Yet, even here, as throughout the series, the old world was barely glimpsed. Suzie was loud but her apocalyptic mouth didn’t achieve the heights of profanity we’d previously enjoyed. The excellent J.B. Smoove as Leon Black was present but too comfortable in his roles as Larry’s house guest. The antagonisms that made the earlier series were also largely missing. It was only Marty Funkhouser’s new girlfriend, Marilyn (Elizabeth Perkins), that provided that deep-seated hostility for a couple of episodes, plus a strange bit of business involving a house plant and a previous occupant that only seemed to exist to give Larry a reason to appear on Judge Judy. Ted Danson, meanwhile, played the fictional Ted Danson, now dating Cheryl (herself underused since her divorce from Larry in Series 6). In many respects, Danson has been one of the real unacknowledged stars of Curb, bringing a lightness to the role of Larry’s nemesis. Instead, he was as peripheral as the wonderfully morose Richard Lewis who was also underused as Larry’s oldest and most frustrated friend.

The final shot of the series was in many ways the most telling, with Larry running away, pursued by a religious fanatic, whilst an iris shot, so beloved by slapstick comedians, closes around him. Larry David has become Benny Hill, complete with jokes about busty women and sexually inadequate men dropping their trousers. That’s not to say that the series was a failure. It was still better than nearly any comedy series out there. It just felt like David had made the series for the mainstream that took so long to find him rather than those of us who were with him from the beginning and prefer it when he is less overtly “comic”.

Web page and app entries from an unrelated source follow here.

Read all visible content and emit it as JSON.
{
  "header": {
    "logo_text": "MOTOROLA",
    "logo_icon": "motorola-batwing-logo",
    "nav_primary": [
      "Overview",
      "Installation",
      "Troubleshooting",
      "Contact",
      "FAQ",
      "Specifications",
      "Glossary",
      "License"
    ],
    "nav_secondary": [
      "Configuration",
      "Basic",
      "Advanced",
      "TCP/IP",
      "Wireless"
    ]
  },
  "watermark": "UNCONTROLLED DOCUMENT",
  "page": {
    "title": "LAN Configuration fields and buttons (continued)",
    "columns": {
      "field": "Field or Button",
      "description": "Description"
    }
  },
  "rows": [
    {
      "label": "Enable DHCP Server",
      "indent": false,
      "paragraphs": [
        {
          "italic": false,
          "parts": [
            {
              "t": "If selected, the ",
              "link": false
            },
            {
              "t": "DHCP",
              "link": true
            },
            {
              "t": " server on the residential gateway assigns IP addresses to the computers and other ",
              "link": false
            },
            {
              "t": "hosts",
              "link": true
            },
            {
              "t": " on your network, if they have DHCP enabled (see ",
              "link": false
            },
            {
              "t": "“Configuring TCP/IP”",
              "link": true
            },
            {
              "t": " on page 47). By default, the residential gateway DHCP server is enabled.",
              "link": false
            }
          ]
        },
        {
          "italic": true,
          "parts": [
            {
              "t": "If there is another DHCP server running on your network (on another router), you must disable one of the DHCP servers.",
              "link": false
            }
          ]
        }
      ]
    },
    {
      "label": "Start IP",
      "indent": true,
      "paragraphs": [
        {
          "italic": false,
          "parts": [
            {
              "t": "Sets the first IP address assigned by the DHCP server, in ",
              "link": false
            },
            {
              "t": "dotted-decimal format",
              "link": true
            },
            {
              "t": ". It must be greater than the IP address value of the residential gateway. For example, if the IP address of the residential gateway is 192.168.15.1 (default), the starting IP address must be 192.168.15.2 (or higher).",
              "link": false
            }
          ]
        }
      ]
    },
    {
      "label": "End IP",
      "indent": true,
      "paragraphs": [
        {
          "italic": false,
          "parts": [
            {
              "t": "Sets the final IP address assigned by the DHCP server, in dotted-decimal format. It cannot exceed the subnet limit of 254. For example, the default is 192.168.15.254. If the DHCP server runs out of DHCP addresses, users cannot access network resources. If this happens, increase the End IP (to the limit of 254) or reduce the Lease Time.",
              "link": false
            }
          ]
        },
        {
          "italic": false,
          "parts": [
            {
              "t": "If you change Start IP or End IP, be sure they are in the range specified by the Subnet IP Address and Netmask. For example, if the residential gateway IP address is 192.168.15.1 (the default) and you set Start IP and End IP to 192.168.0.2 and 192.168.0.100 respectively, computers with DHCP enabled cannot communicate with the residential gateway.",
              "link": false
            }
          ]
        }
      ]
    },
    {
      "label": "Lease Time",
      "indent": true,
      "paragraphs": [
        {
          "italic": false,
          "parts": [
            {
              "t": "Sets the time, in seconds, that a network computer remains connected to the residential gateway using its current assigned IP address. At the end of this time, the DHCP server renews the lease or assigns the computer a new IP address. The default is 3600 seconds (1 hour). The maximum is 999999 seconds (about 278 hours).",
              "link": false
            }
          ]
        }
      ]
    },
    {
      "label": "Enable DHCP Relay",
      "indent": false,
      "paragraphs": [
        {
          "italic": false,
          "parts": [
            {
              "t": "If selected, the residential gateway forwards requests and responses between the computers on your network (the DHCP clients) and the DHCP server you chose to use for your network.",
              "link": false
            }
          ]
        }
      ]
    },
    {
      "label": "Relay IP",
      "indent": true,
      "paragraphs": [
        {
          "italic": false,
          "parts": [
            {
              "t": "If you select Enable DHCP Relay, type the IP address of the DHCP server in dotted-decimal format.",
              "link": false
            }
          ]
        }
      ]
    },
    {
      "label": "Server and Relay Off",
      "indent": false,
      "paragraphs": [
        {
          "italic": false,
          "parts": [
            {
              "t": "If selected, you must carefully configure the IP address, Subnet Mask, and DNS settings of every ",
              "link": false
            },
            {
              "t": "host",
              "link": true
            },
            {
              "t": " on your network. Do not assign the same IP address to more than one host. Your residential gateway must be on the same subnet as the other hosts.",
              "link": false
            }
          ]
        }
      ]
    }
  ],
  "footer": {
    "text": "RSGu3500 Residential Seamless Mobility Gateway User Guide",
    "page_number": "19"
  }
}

He leaves me wanting more in the hope he can find his inner darkness again but, in truth, the feeling is so very different to how I felt at the end of Series Eight, when Larry and Leon fled to Paris after offending the whole of New York after being perceived to have mocked Michael J. Fox’s Parkinson’s disease. This felt like Curb Your Enthusiasm made by a man who enjoying the success and acclaim he’s received, guest hosting SNL and routinely feted as one of the world’s best. The result was a different kind of Curb Your Enthusiasm, which, lacking the awareness of life’s cruel meaningless, was simply not as funny.